[Data records for software interfaces]
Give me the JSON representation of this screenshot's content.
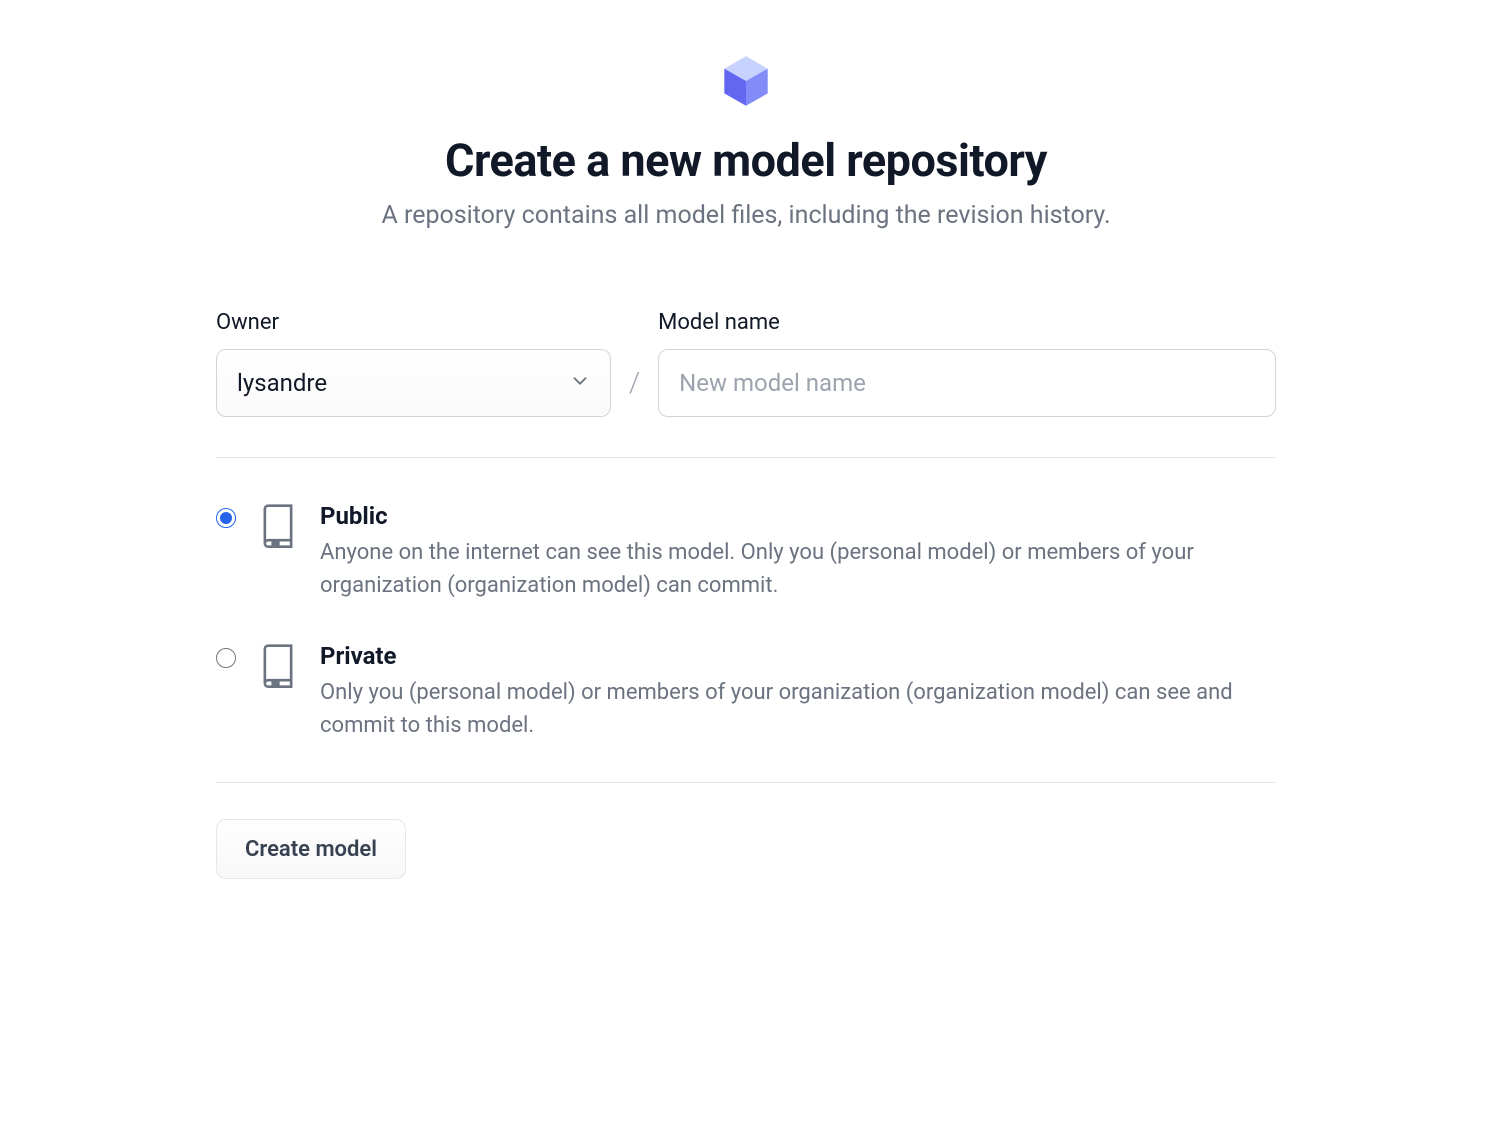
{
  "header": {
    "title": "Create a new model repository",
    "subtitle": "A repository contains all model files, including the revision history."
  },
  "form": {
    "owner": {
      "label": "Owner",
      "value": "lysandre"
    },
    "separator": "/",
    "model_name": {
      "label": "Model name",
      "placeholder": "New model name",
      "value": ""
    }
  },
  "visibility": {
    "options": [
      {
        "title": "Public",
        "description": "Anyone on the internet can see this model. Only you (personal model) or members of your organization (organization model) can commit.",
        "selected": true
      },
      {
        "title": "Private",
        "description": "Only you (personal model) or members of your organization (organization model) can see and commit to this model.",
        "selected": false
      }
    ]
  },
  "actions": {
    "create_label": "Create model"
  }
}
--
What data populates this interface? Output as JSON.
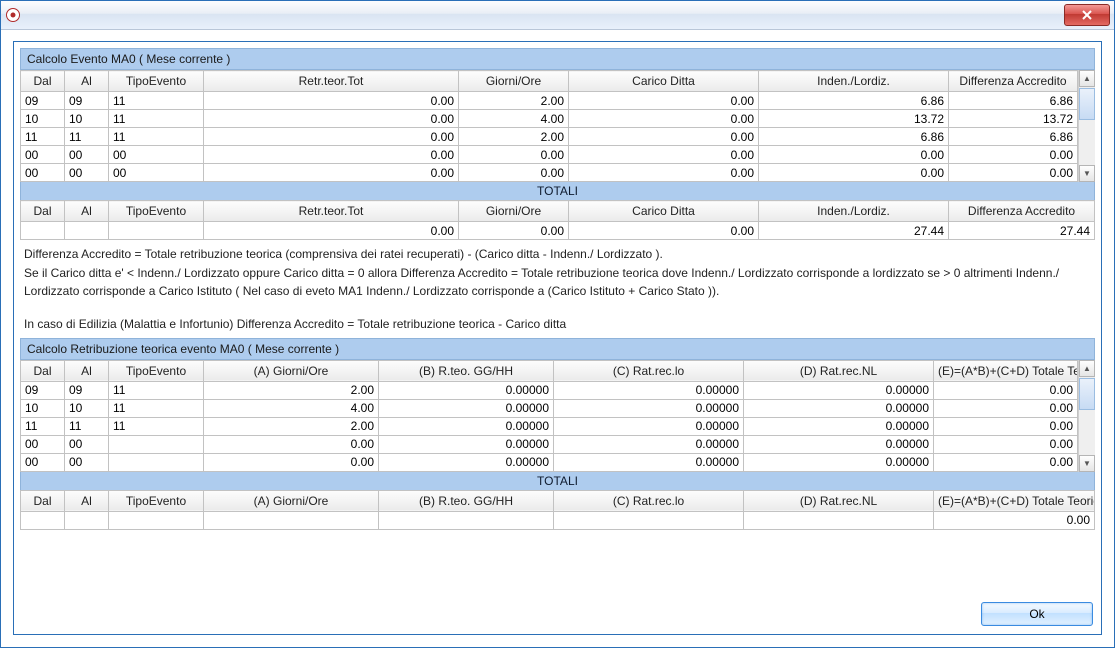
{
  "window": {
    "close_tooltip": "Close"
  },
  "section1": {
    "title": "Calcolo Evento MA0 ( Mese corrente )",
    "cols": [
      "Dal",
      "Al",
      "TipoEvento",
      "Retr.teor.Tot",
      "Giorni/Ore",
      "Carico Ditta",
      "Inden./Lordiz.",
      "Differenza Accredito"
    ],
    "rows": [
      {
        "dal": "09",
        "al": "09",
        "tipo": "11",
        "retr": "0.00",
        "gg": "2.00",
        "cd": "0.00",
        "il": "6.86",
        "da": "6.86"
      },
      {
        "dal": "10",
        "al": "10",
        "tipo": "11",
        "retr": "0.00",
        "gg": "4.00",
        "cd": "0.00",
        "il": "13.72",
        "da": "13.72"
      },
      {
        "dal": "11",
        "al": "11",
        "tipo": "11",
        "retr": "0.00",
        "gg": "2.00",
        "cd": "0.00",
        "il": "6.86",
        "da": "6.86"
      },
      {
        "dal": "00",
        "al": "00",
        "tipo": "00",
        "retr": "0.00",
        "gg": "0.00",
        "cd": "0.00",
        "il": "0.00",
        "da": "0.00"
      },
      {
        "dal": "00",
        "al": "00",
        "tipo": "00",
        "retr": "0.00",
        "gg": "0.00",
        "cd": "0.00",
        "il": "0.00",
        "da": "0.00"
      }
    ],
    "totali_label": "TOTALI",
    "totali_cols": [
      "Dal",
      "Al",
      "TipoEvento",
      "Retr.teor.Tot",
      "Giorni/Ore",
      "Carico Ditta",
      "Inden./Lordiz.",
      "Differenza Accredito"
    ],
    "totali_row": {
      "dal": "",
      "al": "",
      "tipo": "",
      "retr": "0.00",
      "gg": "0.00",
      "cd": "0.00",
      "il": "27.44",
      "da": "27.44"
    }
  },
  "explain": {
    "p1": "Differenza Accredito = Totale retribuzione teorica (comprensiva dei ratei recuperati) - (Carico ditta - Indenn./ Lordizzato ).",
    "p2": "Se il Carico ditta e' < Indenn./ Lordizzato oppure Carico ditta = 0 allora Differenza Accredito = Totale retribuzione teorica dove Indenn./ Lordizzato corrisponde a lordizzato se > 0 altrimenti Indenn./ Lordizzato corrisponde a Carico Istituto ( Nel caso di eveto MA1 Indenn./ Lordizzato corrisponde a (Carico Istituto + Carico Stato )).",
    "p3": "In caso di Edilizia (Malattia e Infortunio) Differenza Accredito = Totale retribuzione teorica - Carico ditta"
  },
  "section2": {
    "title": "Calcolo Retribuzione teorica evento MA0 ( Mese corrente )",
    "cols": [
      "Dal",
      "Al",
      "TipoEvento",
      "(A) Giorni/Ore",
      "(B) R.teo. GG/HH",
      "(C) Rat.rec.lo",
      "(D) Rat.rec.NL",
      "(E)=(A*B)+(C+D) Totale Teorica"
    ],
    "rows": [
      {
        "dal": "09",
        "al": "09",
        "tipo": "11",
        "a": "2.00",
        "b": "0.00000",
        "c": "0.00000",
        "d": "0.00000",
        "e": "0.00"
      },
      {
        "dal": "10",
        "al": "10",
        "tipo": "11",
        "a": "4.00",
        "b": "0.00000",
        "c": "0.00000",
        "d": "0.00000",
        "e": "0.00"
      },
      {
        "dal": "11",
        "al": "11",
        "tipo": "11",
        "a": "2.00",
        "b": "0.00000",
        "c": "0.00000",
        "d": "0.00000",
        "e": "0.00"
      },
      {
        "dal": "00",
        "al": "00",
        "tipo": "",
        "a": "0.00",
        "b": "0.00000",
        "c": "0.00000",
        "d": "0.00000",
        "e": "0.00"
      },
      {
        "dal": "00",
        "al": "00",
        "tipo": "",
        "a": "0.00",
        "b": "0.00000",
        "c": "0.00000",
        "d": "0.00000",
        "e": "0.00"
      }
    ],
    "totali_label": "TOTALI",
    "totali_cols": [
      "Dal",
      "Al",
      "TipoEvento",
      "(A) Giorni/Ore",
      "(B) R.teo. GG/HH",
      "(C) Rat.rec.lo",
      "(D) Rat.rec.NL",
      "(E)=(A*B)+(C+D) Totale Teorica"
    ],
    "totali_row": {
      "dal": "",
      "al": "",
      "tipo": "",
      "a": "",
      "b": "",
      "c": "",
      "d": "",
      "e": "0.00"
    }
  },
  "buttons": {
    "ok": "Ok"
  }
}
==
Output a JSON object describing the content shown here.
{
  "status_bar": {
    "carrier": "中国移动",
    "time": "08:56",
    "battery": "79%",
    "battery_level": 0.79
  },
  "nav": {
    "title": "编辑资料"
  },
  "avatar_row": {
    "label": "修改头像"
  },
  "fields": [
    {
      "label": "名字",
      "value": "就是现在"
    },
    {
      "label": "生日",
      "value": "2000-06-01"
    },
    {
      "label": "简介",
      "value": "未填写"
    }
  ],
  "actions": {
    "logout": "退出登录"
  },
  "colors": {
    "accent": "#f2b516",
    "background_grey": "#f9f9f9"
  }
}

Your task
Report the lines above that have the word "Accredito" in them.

Expected answer
      "Differenza Accredito"
      "Differenza Accredito"
    "p1": "Differenza Accredito = Totale retribuzione teorica (comprensiva dei ratei recuperati) - (Carico ditta - Indenn./ Lordizzato ).",
    "p2": "Se il Carico ditta e' < Indenn./ Lordizzato oppure Carico ditta = 0 allora Differenza Accredito = Totale retribuzione teorica dove Indenn./ Lordizzato corrisponde a lordizzato se > 0 altrimenti Indenn./ Lordizzato corrisponde a Carico Istituto ( Nel caso di eveto MA1 Indenn./ Lordizzato corrisponde a (Carico Istituto + Carico Stato )).",
    "p3": "In caso di Edilizia (Malattia e Infortunio) Differenza Accredito = Totale retribuzione teorica - Carico ditta"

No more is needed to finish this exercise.